What is needed:
Read the lines of the data below and retrieve those with "icon".

Website and app data records:
=== Begin Enclosure ===
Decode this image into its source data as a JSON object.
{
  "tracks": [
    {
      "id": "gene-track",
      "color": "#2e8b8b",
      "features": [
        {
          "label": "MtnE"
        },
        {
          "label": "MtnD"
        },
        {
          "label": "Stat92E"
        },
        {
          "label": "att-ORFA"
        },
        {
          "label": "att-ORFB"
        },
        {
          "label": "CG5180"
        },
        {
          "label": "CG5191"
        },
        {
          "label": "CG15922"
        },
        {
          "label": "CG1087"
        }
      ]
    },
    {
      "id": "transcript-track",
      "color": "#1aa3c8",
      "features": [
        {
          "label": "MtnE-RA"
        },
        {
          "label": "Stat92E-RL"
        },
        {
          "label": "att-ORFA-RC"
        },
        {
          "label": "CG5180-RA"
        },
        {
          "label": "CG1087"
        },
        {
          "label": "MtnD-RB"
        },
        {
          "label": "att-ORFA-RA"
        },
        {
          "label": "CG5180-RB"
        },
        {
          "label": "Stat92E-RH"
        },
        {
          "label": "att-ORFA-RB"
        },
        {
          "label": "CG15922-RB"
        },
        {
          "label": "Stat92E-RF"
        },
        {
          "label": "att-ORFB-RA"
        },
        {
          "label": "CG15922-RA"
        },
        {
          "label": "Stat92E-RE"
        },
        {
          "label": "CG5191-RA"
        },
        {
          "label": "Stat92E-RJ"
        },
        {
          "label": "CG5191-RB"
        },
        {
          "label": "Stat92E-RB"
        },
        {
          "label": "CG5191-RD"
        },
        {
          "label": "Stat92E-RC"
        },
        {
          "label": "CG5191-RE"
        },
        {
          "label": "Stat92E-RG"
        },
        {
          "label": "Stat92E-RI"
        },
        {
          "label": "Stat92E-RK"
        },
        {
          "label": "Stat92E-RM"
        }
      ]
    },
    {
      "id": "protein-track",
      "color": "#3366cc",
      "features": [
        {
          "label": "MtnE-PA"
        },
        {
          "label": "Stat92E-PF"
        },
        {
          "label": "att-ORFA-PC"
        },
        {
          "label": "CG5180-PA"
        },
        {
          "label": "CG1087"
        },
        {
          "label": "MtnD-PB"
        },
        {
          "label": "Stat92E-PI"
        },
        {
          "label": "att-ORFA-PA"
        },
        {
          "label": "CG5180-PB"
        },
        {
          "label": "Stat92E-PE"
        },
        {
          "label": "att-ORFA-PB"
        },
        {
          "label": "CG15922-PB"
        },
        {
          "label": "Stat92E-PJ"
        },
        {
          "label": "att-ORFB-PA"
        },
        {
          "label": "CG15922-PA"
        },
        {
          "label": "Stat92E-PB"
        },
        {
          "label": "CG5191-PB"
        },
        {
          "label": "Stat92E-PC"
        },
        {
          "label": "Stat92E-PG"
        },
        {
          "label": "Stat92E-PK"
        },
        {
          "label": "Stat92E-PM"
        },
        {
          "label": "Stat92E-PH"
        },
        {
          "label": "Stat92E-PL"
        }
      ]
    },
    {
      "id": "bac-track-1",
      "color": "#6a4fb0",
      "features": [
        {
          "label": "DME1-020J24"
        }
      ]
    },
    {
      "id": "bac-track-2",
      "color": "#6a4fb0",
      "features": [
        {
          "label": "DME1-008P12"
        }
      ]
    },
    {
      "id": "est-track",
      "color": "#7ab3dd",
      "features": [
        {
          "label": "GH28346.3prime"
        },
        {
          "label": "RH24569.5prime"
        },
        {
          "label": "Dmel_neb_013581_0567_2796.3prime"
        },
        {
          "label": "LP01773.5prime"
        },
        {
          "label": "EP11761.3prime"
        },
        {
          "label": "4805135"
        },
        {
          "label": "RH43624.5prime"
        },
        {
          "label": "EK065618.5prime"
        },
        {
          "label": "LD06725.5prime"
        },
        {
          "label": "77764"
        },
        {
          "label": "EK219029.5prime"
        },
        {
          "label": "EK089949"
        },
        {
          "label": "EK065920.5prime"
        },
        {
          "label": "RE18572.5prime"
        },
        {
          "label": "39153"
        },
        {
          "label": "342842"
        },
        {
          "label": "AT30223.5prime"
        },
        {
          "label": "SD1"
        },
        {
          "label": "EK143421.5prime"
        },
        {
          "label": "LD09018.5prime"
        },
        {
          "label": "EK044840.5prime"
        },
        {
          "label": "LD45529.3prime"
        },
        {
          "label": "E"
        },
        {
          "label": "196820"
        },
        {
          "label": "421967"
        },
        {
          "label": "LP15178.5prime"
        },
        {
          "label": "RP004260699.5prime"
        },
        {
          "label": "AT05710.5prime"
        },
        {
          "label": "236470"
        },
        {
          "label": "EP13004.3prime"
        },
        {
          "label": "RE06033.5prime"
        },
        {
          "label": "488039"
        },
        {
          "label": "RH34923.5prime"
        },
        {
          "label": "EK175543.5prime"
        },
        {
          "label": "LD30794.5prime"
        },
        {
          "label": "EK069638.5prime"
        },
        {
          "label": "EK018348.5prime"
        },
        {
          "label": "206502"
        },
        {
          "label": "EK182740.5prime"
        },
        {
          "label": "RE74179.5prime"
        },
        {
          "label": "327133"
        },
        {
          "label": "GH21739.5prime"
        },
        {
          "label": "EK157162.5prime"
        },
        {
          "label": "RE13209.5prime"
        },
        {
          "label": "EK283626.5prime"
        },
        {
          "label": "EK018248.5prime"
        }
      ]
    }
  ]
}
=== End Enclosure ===
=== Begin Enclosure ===
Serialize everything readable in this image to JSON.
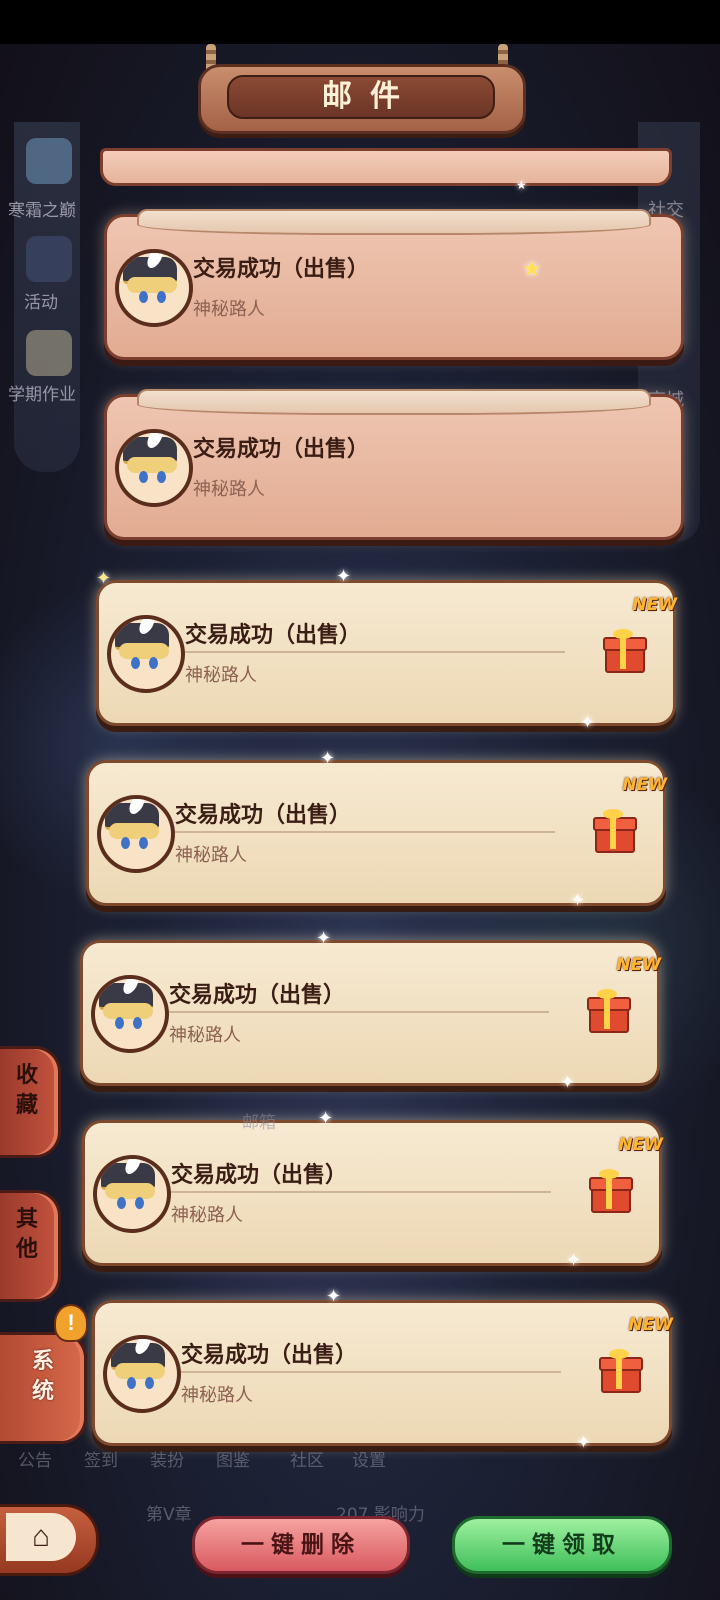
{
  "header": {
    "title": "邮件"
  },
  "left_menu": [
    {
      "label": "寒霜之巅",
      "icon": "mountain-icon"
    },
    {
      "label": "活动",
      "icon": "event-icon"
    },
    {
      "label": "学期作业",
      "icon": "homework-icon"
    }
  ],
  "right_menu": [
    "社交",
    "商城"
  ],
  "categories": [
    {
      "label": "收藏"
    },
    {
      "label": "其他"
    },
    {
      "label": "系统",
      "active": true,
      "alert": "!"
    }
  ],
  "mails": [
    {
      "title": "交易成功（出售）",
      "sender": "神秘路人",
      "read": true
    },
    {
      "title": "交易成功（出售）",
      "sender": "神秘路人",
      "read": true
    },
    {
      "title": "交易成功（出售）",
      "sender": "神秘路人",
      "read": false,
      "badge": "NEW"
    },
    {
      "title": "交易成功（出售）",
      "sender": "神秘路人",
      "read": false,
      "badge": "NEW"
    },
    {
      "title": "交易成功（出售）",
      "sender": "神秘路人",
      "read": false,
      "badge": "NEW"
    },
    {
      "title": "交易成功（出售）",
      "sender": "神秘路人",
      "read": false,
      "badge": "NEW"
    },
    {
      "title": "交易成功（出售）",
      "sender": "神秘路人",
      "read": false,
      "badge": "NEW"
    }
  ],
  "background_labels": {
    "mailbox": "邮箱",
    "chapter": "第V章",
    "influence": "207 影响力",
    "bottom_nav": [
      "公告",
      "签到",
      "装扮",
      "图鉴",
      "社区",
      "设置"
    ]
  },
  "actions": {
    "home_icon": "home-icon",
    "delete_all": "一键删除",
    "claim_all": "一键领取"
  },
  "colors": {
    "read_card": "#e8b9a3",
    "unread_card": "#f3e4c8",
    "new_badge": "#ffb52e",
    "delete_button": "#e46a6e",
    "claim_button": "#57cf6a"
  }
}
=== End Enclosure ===
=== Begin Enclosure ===
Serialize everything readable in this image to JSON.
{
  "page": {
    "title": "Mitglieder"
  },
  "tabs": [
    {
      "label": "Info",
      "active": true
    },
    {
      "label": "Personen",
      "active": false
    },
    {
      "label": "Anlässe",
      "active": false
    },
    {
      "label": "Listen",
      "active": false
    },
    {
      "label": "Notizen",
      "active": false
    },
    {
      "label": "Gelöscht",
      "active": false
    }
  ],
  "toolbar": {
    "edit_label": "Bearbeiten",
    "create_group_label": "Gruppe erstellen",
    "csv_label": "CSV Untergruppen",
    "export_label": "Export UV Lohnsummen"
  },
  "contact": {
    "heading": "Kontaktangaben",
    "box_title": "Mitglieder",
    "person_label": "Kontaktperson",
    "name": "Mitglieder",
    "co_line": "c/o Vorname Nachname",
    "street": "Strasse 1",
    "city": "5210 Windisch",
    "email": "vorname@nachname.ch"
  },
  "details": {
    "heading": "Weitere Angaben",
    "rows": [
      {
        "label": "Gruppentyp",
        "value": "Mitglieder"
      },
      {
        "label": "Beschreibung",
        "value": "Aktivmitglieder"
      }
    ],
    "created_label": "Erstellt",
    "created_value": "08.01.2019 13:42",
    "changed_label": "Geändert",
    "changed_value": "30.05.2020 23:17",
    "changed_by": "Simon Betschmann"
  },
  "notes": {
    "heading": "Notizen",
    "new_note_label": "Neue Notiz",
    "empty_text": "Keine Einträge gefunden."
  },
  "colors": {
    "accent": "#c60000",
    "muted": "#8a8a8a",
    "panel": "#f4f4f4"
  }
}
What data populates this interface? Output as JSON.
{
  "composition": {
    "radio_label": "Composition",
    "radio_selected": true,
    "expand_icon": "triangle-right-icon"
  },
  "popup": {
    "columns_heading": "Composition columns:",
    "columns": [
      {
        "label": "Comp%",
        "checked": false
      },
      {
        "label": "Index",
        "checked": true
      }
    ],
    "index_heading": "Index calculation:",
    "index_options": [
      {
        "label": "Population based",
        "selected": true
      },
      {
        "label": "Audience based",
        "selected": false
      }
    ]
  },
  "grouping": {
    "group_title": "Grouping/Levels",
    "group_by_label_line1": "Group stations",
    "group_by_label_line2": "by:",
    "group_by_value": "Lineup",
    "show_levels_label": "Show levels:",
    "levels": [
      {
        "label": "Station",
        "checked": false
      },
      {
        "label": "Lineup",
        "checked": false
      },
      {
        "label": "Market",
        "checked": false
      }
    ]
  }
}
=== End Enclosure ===
Response:
      "icon": "mountain-icon"
      "icon": "event-icon"
      "icon": "homework-icon"
    "home_icon": "home-icon",
    "expand_icon": "triangle-right-icon"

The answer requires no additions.